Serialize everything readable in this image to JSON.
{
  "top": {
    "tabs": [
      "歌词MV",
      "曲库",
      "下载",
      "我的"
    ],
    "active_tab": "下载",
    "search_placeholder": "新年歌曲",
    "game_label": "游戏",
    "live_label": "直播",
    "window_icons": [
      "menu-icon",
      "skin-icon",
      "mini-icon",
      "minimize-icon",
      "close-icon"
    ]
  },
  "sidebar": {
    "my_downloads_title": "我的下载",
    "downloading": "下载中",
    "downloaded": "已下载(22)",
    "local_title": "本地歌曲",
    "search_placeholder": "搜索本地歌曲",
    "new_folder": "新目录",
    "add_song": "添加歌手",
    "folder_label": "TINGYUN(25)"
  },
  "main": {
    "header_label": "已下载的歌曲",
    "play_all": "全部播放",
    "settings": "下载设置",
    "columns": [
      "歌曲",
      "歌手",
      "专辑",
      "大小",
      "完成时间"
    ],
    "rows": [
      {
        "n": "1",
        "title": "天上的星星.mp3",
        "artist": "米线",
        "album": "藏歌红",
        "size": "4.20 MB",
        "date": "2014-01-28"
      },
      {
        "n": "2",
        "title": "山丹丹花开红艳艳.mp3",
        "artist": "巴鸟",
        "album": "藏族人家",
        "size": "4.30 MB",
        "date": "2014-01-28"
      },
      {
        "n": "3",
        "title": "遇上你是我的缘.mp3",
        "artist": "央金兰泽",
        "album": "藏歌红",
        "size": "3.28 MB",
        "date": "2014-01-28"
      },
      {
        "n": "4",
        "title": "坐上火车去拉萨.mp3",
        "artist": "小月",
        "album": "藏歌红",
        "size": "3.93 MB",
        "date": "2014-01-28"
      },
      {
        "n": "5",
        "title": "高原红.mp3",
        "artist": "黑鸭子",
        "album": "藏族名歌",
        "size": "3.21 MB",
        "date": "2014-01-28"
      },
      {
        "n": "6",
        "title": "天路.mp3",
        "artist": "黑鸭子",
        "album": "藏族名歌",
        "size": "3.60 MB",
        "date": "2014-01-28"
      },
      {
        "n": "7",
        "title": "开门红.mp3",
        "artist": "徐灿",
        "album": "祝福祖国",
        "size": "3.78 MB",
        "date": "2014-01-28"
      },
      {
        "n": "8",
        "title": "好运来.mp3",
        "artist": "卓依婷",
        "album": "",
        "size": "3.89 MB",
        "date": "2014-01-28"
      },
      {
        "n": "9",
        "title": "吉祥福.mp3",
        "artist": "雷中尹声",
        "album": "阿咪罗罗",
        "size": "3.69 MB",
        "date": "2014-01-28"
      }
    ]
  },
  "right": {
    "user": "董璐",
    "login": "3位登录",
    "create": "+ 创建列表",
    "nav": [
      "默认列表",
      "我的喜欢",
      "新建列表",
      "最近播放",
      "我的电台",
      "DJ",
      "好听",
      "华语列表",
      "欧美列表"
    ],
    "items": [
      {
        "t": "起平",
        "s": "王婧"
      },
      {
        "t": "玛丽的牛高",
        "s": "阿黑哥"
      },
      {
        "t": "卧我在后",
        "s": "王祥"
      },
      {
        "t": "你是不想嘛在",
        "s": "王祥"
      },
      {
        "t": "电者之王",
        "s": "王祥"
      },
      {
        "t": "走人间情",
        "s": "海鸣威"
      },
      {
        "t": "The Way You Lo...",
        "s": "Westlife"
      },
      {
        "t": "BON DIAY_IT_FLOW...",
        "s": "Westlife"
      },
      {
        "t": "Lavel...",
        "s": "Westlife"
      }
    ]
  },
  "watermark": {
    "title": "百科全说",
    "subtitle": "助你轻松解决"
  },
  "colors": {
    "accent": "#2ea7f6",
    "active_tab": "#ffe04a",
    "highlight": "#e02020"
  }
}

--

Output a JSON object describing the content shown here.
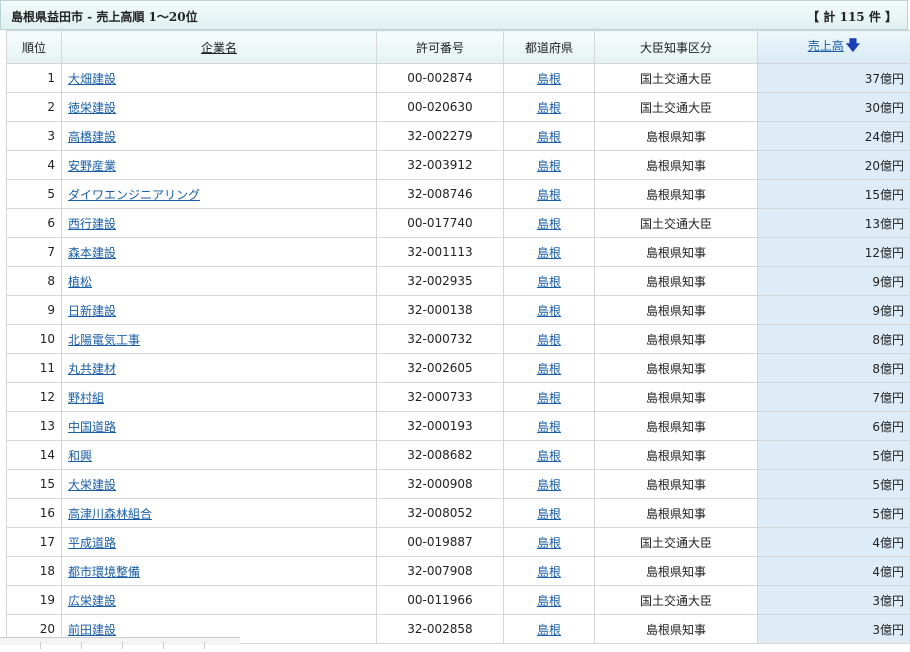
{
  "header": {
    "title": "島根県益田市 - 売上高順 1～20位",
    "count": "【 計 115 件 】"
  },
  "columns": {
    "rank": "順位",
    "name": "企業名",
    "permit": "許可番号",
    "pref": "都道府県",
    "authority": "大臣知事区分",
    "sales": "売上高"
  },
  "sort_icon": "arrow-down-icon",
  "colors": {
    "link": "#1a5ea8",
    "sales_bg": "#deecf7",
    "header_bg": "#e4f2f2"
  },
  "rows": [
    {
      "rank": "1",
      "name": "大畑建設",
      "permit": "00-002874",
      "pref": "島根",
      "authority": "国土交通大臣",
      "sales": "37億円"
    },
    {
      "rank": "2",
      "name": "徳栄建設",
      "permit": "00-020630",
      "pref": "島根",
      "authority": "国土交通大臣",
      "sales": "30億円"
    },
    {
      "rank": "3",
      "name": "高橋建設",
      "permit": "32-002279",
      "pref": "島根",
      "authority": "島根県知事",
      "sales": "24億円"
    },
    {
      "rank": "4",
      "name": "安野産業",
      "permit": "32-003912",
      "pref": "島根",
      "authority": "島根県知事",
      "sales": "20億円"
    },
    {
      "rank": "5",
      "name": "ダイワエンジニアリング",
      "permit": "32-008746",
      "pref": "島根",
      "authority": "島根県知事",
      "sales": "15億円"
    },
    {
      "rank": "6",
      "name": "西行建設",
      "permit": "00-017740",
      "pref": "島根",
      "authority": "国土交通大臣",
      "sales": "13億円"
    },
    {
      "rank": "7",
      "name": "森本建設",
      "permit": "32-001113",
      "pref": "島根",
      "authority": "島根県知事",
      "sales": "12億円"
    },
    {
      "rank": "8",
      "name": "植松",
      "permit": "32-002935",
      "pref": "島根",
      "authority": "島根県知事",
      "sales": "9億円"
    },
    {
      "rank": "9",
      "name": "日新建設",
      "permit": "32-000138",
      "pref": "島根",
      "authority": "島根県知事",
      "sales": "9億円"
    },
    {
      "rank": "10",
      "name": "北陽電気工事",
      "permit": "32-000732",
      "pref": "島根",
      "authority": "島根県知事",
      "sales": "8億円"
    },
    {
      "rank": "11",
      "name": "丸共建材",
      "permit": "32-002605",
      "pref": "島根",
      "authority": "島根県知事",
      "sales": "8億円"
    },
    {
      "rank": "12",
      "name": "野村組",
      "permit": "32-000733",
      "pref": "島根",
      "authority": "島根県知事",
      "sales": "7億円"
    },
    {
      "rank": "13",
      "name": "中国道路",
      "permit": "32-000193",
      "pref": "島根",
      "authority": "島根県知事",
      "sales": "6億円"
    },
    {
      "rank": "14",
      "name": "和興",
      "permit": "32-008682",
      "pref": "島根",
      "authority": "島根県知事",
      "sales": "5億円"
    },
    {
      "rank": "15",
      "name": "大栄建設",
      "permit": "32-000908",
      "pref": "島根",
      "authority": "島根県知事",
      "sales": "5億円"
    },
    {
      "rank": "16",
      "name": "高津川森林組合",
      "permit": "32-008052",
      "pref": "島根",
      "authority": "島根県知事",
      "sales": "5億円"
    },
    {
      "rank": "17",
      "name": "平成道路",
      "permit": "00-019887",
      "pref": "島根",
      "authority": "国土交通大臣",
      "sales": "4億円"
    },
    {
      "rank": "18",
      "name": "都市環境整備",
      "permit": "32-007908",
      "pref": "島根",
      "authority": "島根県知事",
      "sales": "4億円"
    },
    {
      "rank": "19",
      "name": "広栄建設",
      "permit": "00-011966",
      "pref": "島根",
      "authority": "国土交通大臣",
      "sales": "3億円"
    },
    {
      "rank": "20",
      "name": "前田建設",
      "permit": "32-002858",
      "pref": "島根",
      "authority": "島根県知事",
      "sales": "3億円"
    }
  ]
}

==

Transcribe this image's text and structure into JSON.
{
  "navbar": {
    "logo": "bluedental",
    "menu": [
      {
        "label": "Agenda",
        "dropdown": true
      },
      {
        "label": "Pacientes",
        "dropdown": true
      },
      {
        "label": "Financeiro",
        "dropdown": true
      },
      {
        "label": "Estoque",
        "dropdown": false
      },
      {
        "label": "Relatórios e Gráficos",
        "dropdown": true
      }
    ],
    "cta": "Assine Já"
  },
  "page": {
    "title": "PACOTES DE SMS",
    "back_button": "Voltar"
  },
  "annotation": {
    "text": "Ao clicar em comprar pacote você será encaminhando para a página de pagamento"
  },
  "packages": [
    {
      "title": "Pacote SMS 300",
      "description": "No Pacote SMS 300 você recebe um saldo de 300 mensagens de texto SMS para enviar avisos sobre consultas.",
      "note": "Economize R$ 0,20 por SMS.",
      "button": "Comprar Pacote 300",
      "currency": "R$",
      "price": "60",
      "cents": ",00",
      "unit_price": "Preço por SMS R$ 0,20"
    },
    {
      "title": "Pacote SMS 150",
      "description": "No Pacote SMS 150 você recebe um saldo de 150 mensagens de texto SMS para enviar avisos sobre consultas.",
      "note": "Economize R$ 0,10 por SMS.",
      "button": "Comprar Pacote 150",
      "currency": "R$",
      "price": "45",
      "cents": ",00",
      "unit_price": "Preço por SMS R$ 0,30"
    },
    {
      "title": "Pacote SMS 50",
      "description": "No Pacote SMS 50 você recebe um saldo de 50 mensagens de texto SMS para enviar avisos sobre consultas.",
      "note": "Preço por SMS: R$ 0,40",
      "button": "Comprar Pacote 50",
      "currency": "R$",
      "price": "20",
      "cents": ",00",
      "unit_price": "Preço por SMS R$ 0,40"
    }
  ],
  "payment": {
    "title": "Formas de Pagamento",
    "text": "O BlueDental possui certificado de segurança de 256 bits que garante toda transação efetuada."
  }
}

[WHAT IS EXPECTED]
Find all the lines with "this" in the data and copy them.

[ANSWER FOR THE TASK]
Serialize everything readable in this image to JSON.
Transcribe this image's text and structure into JSON.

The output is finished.